How to Take Great Documentary Photos While Sheltering in Place
Kenney's son Carson logs in with his bear.
Photo by Sharon Kenney
While it can be difficult to focus on the big picture while sheltering in place with our families, or to think long-term when so many questions remain unanswered, we are clearly living through historic times during this coronavirus pandemic and its resulting shelter in place.
Mountain View photographer Sharon Kenney decided to capture her family’s experience in a daily documentary series of their “new normal” to save these moments, days and now months for posterity.
“I wanted to document what our lives were like during this time,” she writes in her blog. “I know that one day my children and grandchildren will be curious about these days, and through this project, we’ll be able to show them, not just tell them.”
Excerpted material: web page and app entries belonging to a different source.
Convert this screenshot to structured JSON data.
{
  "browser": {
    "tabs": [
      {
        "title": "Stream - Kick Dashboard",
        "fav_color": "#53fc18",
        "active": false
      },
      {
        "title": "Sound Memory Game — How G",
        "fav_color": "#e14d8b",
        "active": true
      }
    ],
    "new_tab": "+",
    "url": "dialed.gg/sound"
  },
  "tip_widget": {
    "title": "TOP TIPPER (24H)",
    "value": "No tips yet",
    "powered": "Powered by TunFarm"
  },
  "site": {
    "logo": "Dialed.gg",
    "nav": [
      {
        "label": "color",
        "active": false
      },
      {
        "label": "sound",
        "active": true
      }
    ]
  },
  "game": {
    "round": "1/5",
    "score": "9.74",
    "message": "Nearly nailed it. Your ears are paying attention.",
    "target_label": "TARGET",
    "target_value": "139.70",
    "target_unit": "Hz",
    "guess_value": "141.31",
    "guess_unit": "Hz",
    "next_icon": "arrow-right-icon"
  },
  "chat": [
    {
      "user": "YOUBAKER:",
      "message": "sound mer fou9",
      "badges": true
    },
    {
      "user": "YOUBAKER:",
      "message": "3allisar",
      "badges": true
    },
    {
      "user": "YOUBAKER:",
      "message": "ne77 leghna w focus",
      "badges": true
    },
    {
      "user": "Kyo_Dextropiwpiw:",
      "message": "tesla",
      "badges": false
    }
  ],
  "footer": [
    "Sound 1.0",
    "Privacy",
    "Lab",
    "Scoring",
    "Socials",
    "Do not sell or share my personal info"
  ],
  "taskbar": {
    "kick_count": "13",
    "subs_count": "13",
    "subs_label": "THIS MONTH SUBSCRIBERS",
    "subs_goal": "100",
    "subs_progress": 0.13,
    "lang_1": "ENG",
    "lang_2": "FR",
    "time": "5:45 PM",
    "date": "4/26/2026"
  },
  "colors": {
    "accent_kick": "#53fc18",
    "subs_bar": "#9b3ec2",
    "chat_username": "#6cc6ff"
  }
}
The results are timely and endearing photos of her two children, Charlotte, 8, and Carson, 5, doing all the things kids throughout the Bay Area and beyond are now doing at home – learning, playing, cooking, connecting via screens, doing chores and puzzles and reading (sometimes upside down on the couch).
For parents who would like to follow her lead, but aren’t photography pros, she offers the following tips:
1. Always have your camera ready.
It doesn’t matter what camera you’re using – your phone is great! Make sure your camera is easily accessible so that you can quickly capture moments before they pass you by. I keep my camera out in the living room or on the kitchen table. It stays “on” (I charge the battery overnight) with the lens cap off. I can grab it for a quick shot whenever I feel inspired or notice a moment. When using my DSLR, I keep my ISO at around 4000 (for indoor shooting), and I can quickly adjust f-stop and shutter speed depending on my creative vision.
(Pro tip: if you’re shooting with an iPhone, just swipe left from your home screen to directly access the camera. That move will save you a few precious seconds if you need to capture a moment quickly.)
2. Make the best of the light around you.
If you’re shooting in your home, use natural light whenever possible. Open up your blinds and curtains to let the light in. Turn off lamps and overhead lights – they will show up very yellow in photos. Overhead lights can also cause unattractive shadows on faces, especially around the eyes. While you’re spending so much time at home right now, pay attention to the light in different rooms during particular times of day. Does the morning sun filter beautifully into your kids’ bedrooms as they’re waking up in the morning? Maybe lovely light comes through your kitchen window as you’re making dinner in the evening. Keep your eyes open, and I bet you'll notice your home’s light in brand new ways.
3. Think about composition.
One of the easiest composition techniques to master is the Rule of Thirds. In this technique, you divide your image frame with two horizontal and two vertical lines that intersect, dividing your image into nine equal boxes. The points where the lines intersect are the most interesting parts of the frame, where a viewer’s eye is naturally drawn. Using the Rule of Thirds, place your subject and/or the most important elements of your image along one of the lines or at one of the points.
4. Get on their level.
When shooting kids, it’s important to get down to their eye level – squat, kneel or lie down on the floor if you need to. That will ensure that you aren’t shooting down on top of them, and also show the scene from their perspective.
5. Shoot the whole scene.
Use your environment to really tell your story and give a sense of place. Backing up from your subjects will let you capture the setting and give the moment more context.
6. Capture the details.
An environmental photo is great for telling a story, but so are the details. Be sure to grab a few shots where you get in close and fill the frame with details. What do your daughter’s hands look like while she works hard on a puzzle? How does your son grip his teddy bear as he settles in for his nap? These are the sort of unique details you’ll want to remember.
7. Don’t be a director.
Whenever I ask my children to do something specific for a photograph, they immediately do the opposite. I’ve learned to WAIT for the moments to happen, instead of trying to MAKE them happen. As a parent, you know what to expect from your children. I bet you can predict what is about to happen in any given situation or interaction. Does your son always play with a toy in a certain way? How does your daughter like to curl up on the couch while she’s reading? Exercise your prediction muscles, and in no time, you’ll be really good at anticipating moments and being ready to photograph them when they happen.
Sharon Kenney is a Bay Area family and event photographer. Learn more at www.sharonkenney.com.